The story of Valentine Michael Smith, the first man from Mars to visit Earth, and his gradual humanisation - the perfect foil for Heinlein's views of Western culture.
The impact of Stranger in a Strange Land was considerable, leading many children of the 60's to set up households based on Michael's water-brother nests. Heinlein loved to pontificate through the mouths of his characters, so modern readers must be willing to overlook the occasional sour note ("Nine times out of ten, if a girl gets raped, it's partly her fault."). That aside, Stranger in a Strange Land is one of the master's best entertainments, provocative as he always loved to be. Can you grok it? --Brooks Peck --This text refers to the Mass Market Paperback edition.
You see, in the beginning Michael is innocent and somewhat helpless. So he's powerless against his enemies and I naturally rooted for him. Then he slowly began to use his superhuman powers and I became even more absorbed and thrilled, watching him shake off his foes and emerge unscathed. Then he took asylum in a large secured residence with the evil government of the U.S. bent on capturing him and using him for their own ends. Could it get any better, I asked? This was five-star material.
Unfortunately, that's the climax of the story and it comes less than halfway through. The rest is supremely mediocre. Mike becomes a god on earth due to his invulnerability and wealth. What does he do with this status? He basically uses his powers to establish a large harem and teaches others how to do the same thing. The only interesting character in this whole charade is Jubal Harshaw, who probably represents Heinlein himself and his opinions on various matters of philosophy, sex, religion, etc.
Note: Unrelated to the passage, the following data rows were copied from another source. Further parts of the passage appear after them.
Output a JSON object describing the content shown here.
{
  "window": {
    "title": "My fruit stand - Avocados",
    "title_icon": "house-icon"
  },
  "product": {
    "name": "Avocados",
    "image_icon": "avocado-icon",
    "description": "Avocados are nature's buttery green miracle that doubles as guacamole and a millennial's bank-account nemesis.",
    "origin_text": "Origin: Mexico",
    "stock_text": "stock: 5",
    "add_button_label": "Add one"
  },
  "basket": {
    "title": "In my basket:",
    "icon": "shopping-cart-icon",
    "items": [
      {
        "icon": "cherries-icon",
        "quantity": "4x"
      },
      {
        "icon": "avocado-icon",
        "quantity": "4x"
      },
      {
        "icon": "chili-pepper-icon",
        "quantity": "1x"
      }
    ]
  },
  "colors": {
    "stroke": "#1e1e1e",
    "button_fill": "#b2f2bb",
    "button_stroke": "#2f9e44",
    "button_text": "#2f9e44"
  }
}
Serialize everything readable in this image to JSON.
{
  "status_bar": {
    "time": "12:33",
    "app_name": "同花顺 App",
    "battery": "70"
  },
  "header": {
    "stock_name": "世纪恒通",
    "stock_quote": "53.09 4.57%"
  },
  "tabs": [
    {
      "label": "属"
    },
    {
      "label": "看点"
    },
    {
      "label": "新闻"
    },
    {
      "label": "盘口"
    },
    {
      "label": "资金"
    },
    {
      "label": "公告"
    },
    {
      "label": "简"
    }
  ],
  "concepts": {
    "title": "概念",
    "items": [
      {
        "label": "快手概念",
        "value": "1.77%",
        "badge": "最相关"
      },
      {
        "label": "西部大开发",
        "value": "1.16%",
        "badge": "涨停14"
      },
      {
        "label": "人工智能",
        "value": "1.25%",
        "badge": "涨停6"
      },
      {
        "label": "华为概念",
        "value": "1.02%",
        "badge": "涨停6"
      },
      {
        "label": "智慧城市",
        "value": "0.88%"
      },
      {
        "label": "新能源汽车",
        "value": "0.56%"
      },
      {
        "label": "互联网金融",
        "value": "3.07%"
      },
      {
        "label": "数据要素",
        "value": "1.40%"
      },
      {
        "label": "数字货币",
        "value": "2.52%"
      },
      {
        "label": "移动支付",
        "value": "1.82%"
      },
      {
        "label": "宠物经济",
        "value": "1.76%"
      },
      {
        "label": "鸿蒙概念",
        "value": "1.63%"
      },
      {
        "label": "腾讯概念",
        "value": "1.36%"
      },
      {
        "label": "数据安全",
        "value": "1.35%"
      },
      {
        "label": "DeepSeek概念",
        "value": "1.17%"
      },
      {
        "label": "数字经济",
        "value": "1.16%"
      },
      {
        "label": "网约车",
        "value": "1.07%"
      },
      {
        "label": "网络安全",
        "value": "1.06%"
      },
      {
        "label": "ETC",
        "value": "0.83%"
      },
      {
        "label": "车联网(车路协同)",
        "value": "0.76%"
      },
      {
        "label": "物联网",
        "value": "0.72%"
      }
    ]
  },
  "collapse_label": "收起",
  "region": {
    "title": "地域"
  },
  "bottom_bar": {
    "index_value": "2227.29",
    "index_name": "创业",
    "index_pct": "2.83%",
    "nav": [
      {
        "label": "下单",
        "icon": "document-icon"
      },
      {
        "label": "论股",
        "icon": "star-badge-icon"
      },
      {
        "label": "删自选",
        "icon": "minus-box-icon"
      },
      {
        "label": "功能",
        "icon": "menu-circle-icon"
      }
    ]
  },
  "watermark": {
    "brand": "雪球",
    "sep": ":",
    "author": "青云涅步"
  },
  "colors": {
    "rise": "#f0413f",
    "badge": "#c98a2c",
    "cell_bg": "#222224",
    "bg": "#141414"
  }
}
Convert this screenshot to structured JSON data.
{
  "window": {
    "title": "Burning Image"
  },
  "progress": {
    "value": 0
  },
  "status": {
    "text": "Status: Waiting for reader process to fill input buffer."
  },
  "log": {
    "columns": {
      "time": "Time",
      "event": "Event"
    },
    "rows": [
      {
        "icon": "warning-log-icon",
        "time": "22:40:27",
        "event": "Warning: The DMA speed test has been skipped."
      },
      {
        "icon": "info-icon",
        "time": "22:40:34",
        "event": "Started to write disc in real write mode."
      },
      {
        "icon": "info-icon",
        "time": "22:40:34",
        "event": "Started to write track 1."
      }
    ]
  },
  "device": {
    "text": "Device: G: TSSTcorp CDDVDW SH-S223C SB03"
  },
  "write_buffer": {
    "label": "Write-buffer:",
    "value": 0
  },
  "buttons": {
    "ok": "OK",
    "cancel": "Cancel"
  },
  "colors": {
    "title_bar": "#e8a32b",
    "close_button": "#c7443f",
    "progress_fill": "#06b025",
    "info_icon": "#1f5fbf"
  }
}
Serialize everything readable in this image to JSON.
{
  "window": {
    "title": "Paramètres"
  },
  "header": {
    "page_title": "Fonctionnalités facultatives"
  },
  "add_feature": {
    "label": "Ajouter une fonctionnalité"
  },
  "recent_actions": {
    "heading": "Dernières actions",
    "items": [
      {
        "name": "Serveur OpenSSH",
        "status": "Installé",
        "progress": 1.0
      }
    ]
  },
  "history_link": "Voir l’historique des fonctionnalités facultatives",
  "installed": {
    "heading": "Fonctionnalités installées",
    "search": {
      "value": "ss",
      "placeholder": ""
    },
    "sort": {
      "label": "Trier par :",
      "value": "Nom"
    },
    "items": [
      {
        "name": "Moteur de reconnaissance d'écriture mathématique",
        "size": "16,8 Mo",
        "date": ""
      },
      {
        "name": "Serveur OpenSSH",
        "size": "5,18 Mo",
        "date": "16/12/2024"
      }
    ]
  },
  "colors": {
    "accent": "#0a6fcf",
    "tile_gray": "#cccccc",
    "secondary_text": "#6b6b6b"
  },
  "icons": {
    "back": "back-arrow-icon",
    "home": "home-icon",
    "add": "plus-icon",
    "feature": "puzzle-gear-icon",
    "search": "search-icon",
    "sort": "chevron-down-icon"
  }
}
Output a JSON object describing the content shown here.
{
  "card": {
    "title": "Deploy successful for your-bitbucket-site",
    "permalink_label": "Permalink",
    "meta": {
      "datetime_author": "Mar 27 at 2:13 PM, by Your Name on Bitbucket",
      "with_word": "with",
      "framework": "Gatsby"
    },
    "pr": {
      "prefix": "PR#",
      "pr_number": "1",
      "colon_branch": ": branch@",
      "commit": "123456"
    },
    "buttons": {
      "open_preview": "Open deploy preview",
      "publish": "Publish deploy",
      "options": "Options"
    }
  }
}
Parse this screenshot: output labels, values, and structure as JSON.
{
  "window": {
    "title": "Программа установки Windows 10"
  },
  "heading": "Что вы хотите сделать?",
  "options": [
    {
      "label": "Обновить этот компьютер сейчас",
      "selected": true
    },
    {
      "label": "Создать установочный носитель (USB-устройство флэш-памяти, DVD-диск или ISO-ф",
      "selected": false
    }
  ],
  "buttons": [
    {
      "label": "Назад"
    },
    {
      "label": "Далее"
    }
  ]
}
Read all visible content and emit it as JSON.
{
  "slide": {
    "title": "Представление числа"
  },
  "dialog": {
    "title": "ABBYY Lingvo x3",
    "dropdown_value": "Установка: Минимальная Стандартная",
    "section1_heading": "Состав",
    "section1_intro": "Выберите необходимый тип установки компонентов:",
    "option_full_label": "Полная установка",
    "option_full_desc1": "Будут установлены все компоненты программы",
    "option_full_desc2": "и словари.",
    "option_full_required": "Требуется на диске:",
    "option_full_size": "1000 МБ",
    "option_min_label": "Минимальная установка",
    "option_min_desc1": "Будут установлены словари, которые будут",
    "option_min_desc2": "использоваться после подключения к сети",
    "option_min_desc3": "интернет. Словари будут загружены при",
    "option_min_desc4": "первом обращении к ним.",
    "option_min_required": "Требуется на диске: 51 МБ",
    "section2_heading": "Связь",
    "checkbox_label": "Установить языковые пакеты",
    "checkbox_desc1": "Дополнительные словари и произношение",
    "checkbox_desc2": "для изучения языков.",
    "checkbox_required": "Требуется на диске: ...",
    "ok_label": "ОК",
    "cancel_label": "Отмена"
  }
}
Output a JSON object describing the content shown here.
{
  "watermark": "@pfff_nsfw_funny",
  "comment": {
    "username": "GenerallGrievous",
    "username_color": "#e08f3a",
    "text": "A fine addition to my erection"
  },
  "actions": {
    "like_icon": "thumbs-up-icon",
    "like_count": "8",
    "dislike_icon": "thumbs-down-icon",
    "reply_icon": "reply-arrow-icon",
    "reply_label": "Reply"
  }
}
Two stars here.
Average: three and a half stars but I'm knocking it down to an even three due to the unsatisfying ending.
STRANGER hasn't aged well. Ostensibly set in the 21st century, it
reads like the 1950's. News commentators are "winchells" and
"lippmans" -- I recognize the names, but remember nothing else
about the originals; do you? The bad guys and minor characters are
purest cardboard. Women ("bims") have the "liberty permitted cats
and favorite children"; homosexuals are "poor in-betweeners". The
world beyond the USA is almost invisible.
Jubal Harshaw, the writer, patriarch and "father of all", is a self-
indulgent know-it-all given to long, hectoring speeches. The
women are quick to shed clothing and inhibitions, and couple with
any water-brother. They grow younger, more beautiful -- and more
exhibitionist -- as they learn Martian mind-control. Feh.
And yet, and yet .... STRANGER still works as a novel -- I reread it
pretty much at one go. The idea of a child raised from infancy by an
alien race ... Valentine Michael Smith's journey from innocence to
full humanity to New Messiah ... the cheerfully crass
commercialism of the Church of Foster ... the silly-but-serious
mysticism ... Heinlein, whatever his flaws, was a master story-
STRANGER was Heinlein's first crossover bestseller, becoming
something of a Sixties icon -- peace & love, y'know. Bits and pieces
were taken up in pop music and culture: "Discorporate, and you'll
be free", urged the Mothers of Invention. Grace Slick of the
Jefferson Airplane sang of "sister-lovers, water-brothers". The
ability to grok was briefly important, if mostly forgotten now.
Should you read, or reread, STRANGER? Mmmph. I don't regret
doing so, but the book stays pretty low in my mental ranking of
Heinlein novels. And if I were you, I'd hunt up the earlier edition --
the restored 70,000 words add little but bulk to the story.